The conclusion of this misguided guidance states, “ Judicial office holders who maintain blogs must adhere to this guidance and should remove any existing content which conflicts with it forthwith. Failure to do so could ultimately result in disciplinary action”. So this guidance is compulsory upon pain of disciplinary action. The last time I checked the definition of “guidance” in my 1982 copy of “The Oxford Combined Dictionary of Current English and Modern English Usage” it stated thus:-“directing principle”. Microsoft Word offers “leadership, direction, supervision, management, control, regulation”. It seems control and regulation are the Senior Presiding Judge`s interpretation.
Unpaid and voluntary, Magistrates are not beholden to anybody except their employers or themselves to pay their mortgages and/or maintain their standard of living. They are however a very British hybrid: they are generally well versed in their own specialities from taxi driving to taxidermy. The vast majority within a relatively short time have shown their ability in adopting to a distinctly new function well policed by regulators. They are independent people who cannot be disciplined by threats based upon their financial well being. Thus the only disciplinary sanction available to the Office for Judicial Complaints the body through which any discipline would have to be applied would be removal from office. It is a moot point for those much more learned than I whether such a course would be lawful based on this guidance. I suppose time will tell.

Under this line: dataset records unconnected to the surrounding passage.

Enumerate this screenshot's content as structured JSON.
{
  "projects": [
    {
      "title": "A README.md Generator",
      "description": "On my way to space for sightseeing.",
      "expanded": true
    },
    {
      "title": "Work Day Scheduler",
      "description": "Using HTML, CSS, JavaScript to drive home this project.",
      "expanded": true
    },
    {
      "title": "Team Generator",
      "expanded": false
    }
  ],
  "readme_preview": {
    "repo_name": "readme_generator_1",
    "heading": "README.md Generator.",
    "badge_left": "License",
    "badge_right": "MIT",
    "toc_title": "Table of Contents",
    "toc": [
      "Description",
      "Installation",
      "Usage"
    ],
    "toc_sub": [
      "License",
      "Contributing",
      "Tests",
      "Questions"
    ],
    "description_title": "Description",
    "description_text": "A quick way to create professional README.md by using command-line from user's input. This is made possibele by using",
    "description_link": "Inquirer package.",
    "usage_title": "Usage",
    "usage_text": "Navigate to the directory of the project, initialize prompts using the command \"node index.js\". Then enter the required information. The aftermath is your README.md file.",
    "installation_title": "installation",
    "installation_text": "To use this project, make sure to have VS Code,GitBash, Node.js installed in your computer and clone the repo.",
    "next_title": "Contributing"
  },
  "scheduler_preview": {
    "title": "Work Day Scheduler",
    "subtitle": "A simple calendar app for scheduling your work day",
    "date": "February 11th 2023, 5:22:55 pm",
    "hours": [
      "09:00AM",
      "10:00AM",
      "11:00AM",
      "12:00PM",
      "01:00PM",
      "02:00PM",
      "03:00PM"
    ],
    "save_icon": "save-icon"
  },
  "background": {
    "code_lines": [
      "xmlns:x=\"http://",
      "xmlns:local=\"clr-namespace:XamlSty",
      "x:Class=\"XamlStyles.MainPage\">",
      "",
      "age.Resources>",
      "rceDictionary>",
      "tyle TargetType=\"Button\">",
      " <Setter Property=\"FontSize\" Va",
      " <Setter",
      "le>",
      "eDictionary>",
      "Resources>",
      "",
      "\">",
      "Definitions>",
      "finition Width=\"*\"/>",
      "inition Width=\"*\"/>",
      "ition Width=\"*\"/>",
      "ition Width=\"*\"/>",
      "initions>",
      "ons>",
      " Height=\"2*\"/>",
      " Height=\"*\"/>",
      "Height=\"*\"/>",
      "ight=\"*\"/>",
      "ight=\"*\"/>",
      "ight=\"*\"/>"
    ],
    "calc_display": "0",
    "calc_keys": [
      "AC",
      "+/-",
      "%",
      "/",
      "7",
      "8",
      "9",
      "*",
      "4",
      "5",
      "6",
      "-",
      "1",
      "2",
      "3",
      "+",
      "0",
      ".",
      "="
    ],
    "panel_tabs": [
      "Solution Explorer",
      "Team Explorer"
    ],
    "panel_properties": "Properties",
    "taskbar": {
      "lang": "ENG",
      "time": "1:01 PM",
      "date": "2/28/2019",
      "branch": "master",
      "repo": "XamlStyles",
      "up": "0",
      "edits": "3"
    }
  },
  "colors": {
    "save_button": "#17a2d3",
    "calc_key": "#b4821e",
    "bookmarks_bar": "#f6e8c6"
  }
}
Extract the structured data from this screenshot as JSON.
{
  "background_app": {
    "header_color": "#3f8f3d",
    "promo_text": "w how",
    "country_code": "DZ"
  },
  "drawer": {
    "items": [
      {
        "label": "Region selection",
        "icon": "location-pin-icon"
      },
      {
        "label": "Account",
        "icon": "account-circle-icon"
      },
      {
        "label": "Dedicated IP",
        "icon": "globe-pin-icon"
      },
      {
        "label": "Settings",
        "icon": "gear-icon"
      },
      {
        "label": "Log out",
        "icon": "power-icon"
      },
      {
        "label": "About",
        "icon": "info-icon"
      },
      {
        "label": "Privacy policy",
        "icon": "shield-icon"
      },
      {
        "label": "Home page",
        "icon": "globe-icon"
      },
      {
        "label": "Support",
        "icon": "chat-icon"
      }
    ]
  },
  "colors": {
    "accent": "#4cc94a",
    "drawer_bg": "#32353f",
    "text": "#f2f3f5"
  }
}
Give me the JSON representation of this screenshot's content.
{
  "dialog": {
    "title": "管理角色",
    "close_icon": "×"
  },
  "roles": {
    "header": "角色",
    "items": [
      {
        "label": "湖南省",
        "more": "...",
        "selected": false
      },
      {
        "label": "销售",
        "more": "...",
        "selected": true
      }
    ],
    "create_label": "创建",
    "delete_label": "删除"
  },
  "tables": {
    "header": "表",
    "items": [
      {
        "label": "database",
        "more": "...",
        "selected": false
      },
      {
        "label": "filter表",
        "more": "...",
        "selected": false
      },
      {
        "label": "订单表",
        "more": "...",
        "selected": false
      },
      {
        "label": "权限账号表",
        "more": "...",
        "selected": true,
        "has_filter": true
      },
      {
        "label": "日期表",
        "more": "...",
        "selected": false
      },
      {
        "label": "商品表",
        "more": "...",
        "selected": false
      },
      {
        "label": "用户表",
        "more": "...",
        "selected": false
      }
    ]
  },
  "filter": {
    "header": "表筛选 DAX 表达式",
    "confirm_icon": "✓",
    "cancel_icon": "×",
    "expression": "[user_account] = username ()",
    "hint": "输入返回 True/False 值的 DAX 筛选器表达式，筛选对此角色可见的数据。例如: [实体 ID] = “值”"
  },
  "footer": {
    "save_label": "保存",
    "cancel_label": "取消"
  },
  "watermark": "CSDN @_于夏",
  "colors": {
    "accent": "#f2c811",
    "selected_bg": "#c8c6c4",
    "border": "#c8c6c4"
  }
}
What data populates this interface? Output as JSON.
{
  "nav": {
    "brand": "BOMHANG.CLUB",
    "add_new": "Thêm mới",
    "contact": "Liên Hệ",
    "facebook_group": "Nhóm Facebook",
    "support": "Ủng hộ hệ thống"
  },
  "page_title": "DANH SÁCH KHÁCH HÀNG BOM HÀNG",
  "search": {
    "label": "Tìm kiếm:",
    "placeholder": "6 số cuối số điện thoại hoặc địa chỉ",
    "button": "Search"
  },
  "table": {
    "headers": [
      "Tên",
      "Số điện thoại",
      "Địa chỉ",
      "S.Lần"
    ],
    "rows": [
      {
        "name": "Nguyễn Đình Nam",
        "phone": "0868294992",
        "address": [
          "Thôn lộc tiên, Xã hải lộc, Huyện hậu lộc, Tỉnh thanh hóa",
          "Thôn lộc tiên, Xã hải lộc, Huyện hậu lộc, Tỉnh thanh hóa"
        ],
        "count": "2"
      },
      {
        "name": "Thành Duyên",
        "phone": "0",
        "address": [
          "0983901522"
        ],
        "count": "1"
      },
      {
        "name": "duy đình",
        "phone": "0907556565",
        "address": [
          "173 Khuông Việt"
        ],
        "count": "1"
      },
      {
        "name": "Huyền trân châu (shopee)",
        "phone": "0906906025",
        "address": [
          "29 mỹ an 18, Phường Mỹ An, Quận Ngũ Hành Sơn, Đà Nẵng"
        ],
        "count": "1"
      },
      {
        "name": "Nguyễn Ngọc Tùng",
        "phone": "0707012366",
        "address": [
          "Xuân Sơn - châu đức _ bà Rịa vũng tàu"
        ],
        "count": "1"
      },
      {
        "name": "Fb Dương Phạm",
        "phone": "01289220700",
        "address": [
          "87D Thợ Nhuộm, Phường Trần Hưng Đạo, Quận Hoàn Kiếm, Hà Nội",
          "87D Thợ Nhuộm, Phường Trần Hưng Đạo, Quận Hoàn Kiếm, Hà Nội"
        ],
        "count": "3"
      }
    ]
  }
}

According to a spokesman for the Judicial Office,
“The guidance was agreed by the Magistrates Liaison Group: chaired by the Deputy Senior Presiding Judge (Lord Justice Gross) and attended by the Chief Magistrate, the Magistrates Association and the National Bench Chairs Forum.”